The next series is called "The Paperdolls". This one is more humorous than the others. People are ridiculed and artist makes them look like fools. They are discredited in their own roles: "Beatrice" (1996) is a posh cool chick, "Tom" (1996) is an arrogant soldier and "Yves" (1996) is a playboy. Why are they discredited? The top part of their bodies is dressed but the lower part is naked! Even if they wear beautiful clothes, jewels. genital are shown. Beyond the social codes and their backgrounds they are simply and finally human beings. Artist uses their bodies as a toy, an instrument with which he creates what he wants. Such as the children who ply with the "paperdolls", those little figures made out of paper that one could find in old reviews. They came with different clothes and accessories.
Those three series show us how much Thierry Bisch loves playing with contrasts, social codes and paradoxes. His goal is to reveal his own reflections upon society, religion, contemporary world.

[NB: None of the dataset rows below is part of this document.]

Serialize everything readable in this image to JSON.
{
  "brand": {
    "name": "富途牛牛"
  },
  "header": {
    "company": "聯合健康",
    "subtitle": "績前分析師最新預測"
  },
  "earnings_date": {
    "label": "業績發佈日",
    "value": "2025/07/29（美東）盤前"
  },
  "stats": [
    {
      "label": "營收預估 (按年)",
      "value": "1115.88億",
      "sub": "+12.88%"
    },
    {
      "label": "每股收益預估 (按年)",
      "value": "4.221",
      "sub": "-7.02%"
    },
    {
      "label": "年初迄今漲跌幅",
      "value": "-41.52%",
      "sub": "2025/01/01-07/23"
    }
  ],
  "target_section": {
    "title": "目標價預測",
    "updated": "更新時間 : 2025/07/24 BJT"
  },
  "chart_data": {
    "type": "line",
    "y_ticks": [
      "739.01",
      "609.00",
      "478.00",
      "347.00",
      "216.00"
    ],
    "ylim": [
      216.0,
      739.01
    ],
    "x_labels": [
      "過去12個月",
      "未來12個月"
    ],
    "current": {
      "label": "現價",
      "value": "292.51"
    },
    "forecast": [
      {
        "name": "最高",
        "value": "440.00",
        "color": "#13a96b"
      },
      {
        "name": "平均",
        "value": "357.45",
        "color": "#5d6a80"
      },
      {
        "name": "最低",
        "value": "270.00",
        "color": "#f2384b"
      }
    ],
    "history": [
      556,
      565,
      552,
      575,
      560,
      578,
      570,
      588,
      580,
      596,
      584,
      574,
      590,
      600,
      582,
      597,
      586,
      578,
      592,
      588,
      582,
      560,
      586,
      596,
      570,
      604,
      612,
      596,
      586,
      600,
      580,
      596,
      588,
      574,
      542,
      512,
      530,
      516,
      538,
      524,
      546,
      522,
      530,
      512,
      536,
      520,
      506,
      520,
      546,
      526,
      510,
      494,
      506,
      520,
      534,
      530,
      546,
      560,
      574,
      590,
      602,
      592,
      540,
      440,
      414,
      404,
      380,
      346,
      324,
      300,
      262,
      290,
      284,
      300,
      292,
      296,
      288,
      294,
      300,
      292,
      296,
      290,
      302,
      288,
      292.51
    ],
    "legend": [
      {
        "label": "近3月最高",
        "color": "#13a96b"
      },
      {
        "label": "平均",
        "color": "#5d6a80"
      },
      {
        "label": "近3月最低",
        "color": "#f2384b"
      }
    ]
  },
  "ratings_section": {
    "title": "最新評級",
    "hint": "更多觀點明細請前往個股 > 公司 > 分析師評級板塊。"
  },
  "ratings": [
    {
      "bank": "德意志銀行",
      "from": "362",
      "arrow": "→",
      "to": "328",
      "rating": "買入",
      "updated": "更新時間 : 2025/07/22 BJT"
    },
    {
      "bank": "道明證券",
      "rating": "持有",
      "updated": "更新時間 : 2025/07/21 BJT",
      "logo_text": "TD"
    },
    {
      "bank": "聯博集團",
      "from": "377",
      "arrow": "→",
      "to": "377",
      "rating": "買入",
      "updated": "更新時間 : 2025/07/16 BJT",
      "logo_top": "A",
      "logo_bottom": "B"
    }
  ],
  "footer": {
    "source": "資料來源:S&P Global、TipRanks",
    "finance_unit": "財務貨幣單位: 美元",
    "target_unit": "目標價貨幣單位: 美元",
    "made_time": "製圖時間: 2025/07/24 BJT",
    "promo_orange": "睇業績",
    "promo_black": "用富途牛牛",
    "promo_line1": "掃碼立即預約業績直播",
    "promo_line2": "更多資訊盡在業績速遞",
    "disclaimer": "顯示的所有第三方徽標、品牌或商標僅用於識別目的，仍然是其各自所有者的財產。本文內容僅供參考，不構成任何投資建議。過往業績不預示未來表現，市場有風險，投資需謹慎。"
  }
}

2000's are marked by the intrusion of animals in his work. Reflections and thoughts upon society or innocence go through the representation of endangered and exploited species such as elephants or rhinoceros. He makes animals feel more human instead of using a zoologist or a naturalist approach. His technique changed but the themes continue to follow the same guideline: doubting and questioning over contemporary world and reflections, thought upon innocence and society. "We were born, we live, we die". According to him, that's the only interesting subject in art. He usually chooses to represent animals depending on his empathy for them. However and unconsciously, their symbolism may have a special meaning for him. Rabbit means the passing from our world to the world above, from childhood to adulthood, dream to reality. Horse symbolizes freedom and spaces. Bear is his totem.

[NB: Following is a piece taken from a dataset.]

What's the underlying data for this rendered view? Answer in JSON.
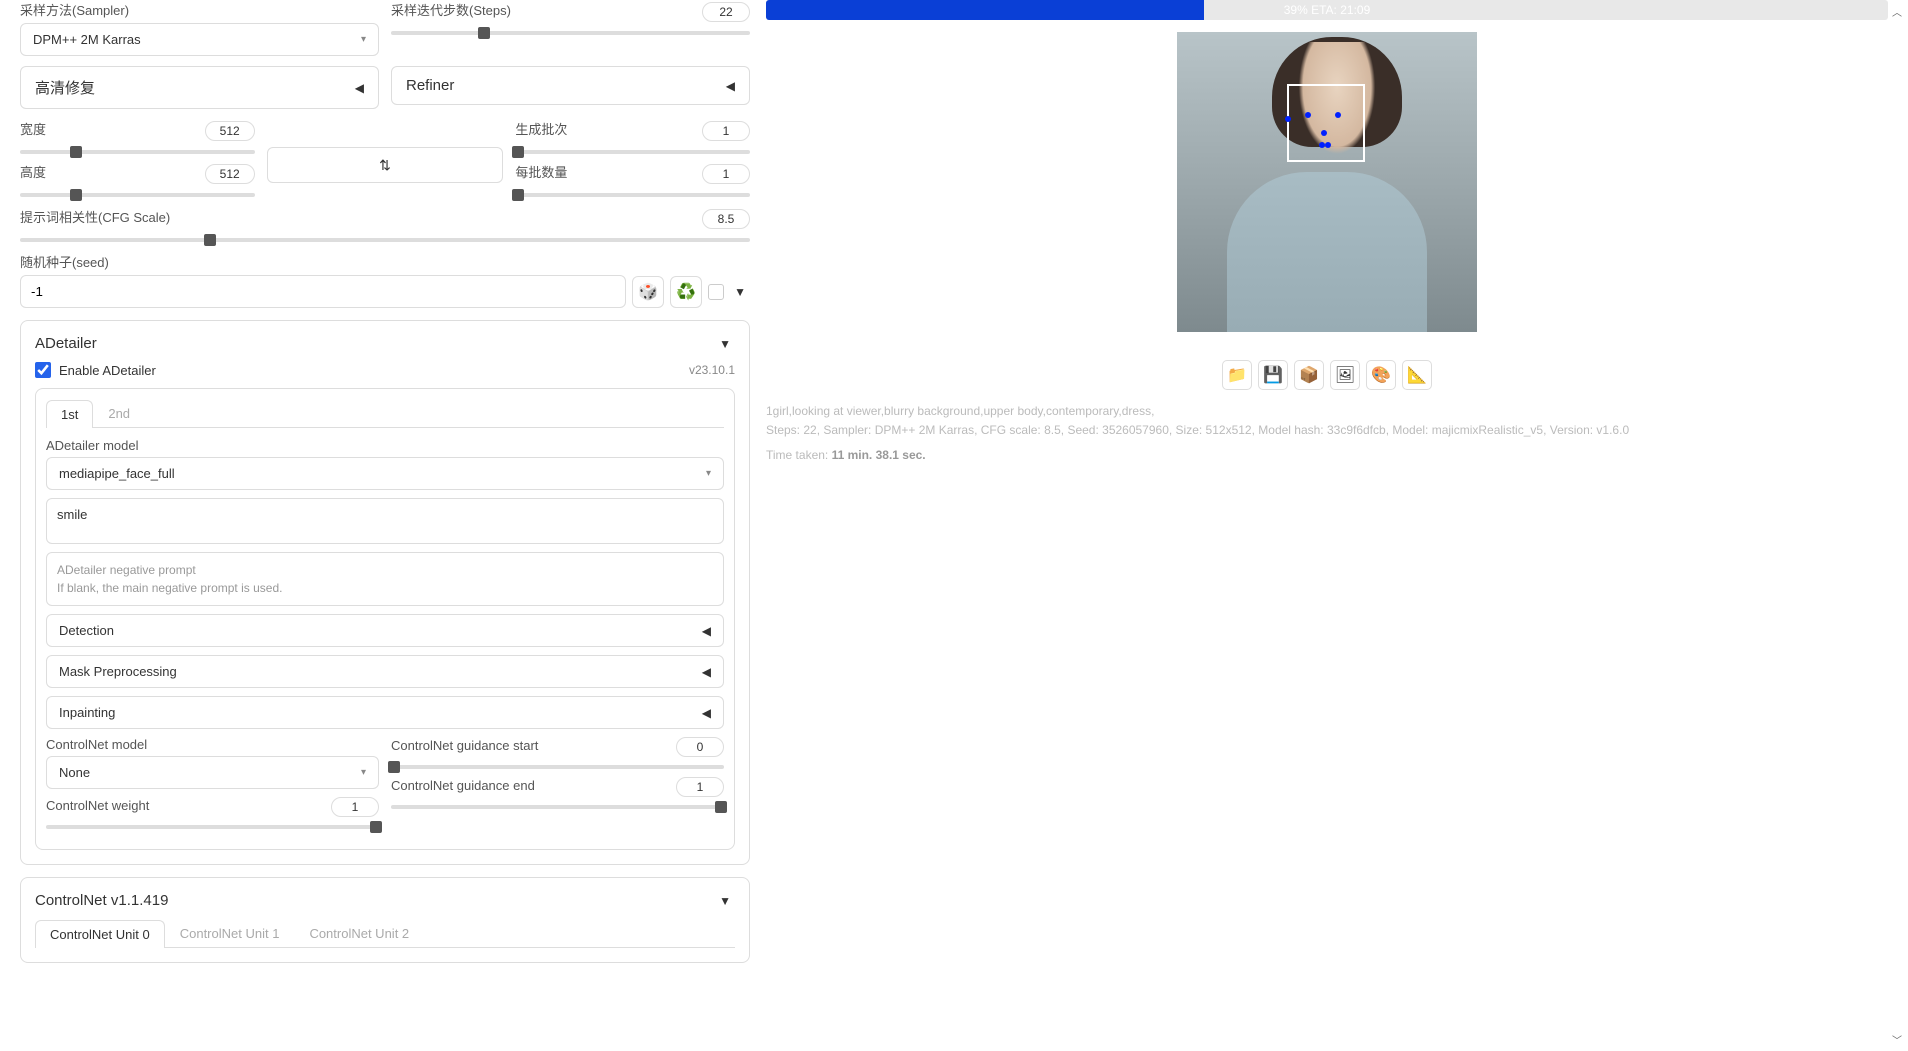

His portraits seem to be very simple but they actually highlight serenity and refection upon what makes the essence of life and the identity of animals. The intensity of the looks give strenght to the portraits. Thierry Bisch doesn't use brushes and paint anymore. He used to paint animals in a dark charcoal monochorme on backgroungs like old soiled linen, discolored and distressed. Lately he's focusing on photography. He's one of the protagonists of the digital revolution. His work's evolving to a serial of photomontages whom subjects and symbolic are confronting childhood and adulthood, mysticism and realism, spiritual and religious. Such as the serial that represents several art dealers. He asked this question: how did the art market evolve and take such a big place in the economic market? Art dealers are represented as a work of work. Aren't they supposed to sell the works of art and not being one?
He set up his own style through his paintings and his photographs. A simple and direct style that knows how to transmit his reflections, thoughts and doubting. Through aluminum and a graphic palette, he sets up his photographs in the style of the Pop Art: flashy colors on a black background. Sometimes, little things (robots, balloons, planes.) float in the air, surrounding the figures and symbolizing fee spirits and thoughts. The use of color has long been problematic for him.
Nicolas de Stael said: 'The first who told me that green is the grass and blue sky, I'll beat him up. ' Colors harmonize and balance a table. They involve an infinite number of combinations.
According to him, artists who belong to the Pop Art perfectly succeeded in processing of color with black circles, tint areas and splitting up of the compositions. Even if bulldogs and elephants are also represented in his bestiary, the "pink rabbit" remains his signature.
Delphine de Causans Janvier 2011